    AkismetThis is used to detect comment spam. (Privacy Policy)
    HubPages Google AnalyticsThis is used to provide data on traffic to our website, all personally identifyable data is anonymized. (Privacy Policy)
    HubPages Traffic PixelThis is used to collect data on traffic to articles and other pages on our site. Unless you are signed in to a HubPages account, all personally identifiable information is anonymized.
    Amazon Web ServicesThis is a cloud services platform that we used to host our service. (Privacy Policy)
    CloudflareThis is a cloud CDN service that we use to efficiently deliver files required for our service to operate such as javascript, cascading style sheets, images, and videos. (Privacy Policy)
    Google Hosted LibrariesJavascript software libraries such as jQuery are loaded at endpoints on the googleapis.com or gstatic.com domains, for performance and efficiency reasons. (Privacy Policy)
    Features
    Google Custom SearchThis is feature allows you to search the site. (Privacy Policy)
    Google MapsSome articles have Google Maps embedded in them. (Privacy Policy)
    Google ChartsThis is used to display charts and graphs on articles and the author center. (Privacy Policy)
    Google AdSense Host APIThis service allows you to sign up for or associate a Google AdSense account with HubPages, so that you can earn money from ads on your articles. No data is shared unless you engage with this feature. (Privacy Policy)
    Google YouTubeSome articles have YouTube videos embedded in them. (Privacy Policy)
    VimeoSome articles have Vimeo videos embedded in them. (Privacy Policy)
    PaypalThis is used for a registered author who enrolls in the HubPages Earnings program and requests to be paid via PayPal. No data is shared with Paypal unless you engage with this feature. (Privacy Policy)
    Facebook LoginYou can use this to streamline signing up for, or signing in to your Hubpages account.
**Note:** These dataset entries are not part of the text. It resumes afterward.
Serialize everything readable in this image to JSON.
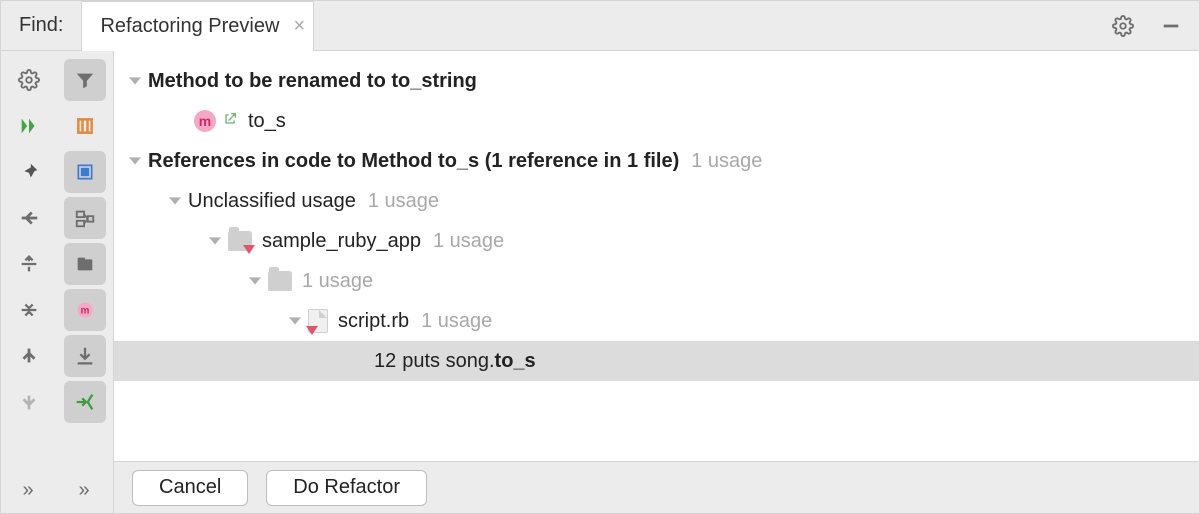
{
  "header": {
    "find_label": "Find:",
    "tab_title": "Refactoring Preview"
  },
  "tree": {
    "heading1_prefix": "Method to be renamed to ",
    "heading1_target": "to_string",
    "method_name": "to_s",
    "heading2_main": "References in code to Method to_s (1 reference in 1 file)",
    "heading2_usage": "1 usage",
    "unclassified_label": "Unclassified usage",
    "unclassified_usage": "1 usage",
    "project_name": "sample_ruby_app",
    "project_usage": "1 usage",
    "folder_usage": "1 usage",
    "file_name": "script.rb",
    "file_usage": "1 usage",
    "result_line": "12",
    "result_code_prefix": "puts song.",
    "result_code_bold": "to_s"
  },
  "footer": {
    "cancel_label": "Cancel",
    "do_refactor_label": "Do Refactor"
  }
}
No data is shared with Facebook unless you engage with this feature. (Privacy Policy)
    MavenThis supports the Maven widget and search functionality. (Privacy Policy)
    Marketing
    Google AdSenseThis is an ad network. (Privacy Policy)
    Google DoubleClickGoogle provides ad serving technology and runs an ad network. (Privacy Policy)
    Index ExchangeThis is an ad network. (Privacy Policy)
    SovrnThis is an ad network. (Privacy Policy)
    Facebook AdsThis is an ad network. (Privacy Policy)
    Amazon Unified Ad MarketplaceThis is an ad network. (Privacy Policy)
    AppNexusThis is an ad network. (Privacy Policy)
    OpenxThis is an ad network. (Privacy Policy)
    Rubicon ProjectThis is an ad network. (Privacy Policy)
    TripleLiftThis is an ad network. (Privacy Policy)
    Say MediaWe partner with Say Media to deliver ad campaigns on our sites. (Privacy Policy)
    Remarketing PixelsWe may use remarketing pixels from advertising networks such as Google AdWords, Bing Ads, and Facebook in order to advertise the HubPages Service to people that have visited our sites.
    Conversion Tracking PixelsWe may use conversion tracking pixels from advertising networks such as Google AdWords, Bing Ads, and Facebook in order to identify when an advertisement has successfully resulted in the desired action, such as signing up for the HubPages Service or publishing an article on the HubPages Service.
    Statistics
    Author Google AnalyticsThis is used to provide traffic data and reports to the authors of articles on the HubPages Service. (Privacy Policy)
    ComscoreComScore is a media measurement and analytics company providing marketing data and analytics to enterprises, media and advertising agencies, and publishers. Non-consent will result in ComScore only processing obfuscated personal data. (Privacy Policy)
    Amazon Tracking PixelSome articles display amazon products as part of the Amazon Affiliate program, this pixel provides traffic statistics for those products (Privacy Policy)